* **What you will do**
Read the lines below. Copy out any that hold the string "kind".

(Records shown begins)

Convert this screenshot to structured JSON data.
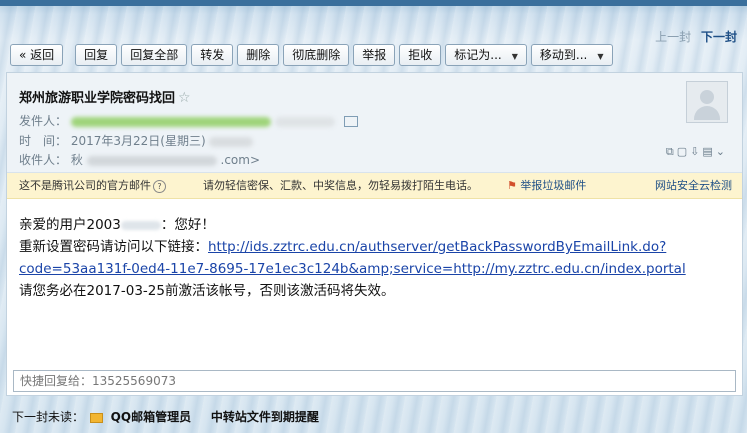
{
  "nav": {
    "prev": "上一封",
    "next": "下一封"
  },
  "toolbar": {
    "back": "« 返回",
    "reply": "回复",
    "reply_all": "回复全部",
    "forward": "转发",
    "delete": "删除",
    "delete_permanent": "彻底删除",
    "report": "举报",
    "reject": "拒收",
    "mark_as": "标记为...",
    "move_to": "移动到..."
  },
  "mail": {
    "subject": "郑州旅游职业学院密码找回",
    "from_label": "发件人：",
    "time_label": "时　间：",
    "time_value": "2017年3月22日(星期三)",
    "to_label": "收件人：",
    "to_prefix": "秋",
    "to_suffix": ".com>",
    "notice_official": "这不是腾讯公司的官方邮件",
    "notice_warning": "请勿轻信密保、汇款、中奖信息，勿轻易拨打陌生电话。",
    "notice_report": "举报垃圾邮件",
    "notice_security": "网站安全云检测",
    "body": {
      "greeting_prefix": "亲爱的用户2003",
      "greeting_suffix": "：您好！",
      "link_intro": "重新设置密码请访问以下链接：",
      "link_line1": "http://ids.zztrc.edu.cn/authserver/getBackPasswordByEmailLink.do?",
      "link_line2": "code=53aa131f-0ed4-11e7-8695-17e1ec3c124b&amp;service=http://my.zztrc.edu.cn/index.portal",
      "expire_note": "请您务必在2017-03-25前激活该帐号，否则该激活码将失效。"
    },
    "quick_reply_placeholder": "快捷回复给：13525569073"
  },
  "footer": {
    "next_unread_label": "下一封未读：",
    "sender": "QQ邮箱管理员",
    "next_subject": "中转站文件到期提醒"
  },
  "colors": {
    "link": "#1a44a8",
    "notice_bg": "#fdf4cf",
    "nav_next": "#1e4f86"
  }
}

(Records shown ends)
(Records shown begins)

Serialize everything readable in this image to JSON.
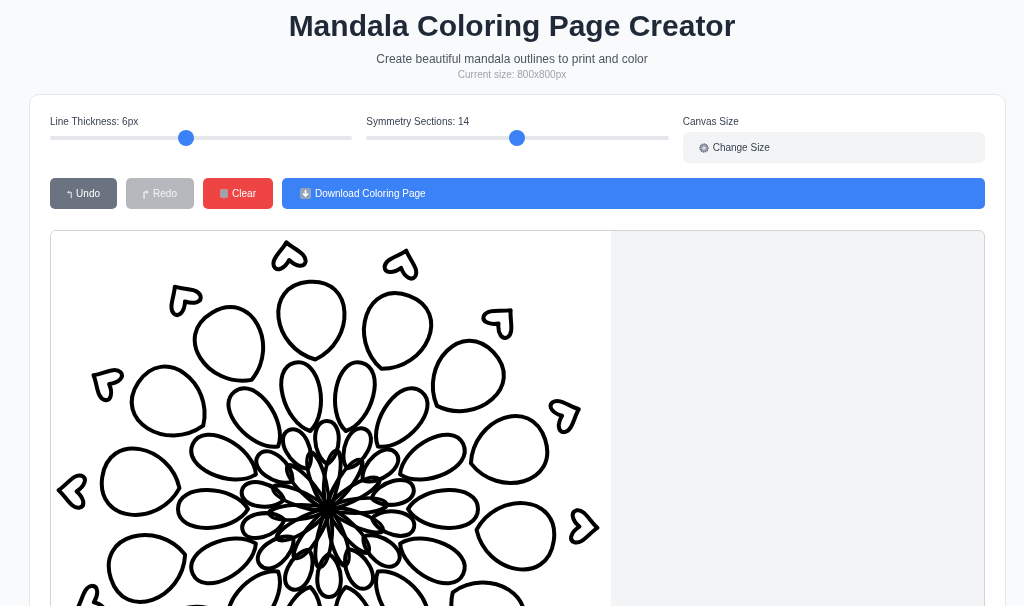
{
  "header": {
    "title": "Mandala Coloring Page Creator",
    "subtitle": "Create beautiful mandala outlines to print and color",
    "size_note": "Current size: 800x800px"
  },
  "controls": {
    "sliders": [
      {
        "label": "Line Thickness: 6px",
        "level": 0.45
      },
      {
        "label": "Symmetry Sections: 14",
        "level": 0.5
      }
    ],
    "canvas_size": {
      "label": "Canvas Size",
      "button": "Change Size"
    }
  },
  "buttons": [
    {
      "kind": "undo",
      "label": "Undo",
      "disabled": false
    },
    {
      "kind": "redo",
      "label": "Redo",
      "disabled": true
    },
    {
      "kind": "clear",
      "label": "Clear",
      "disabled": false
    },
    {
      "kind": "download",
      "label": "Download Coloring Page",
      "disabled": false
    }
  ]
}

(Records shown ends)

* **Solved exercise**
      "kind": "undo",
      "kind": "redo",
      "kind": "clear",
      "kind": "download",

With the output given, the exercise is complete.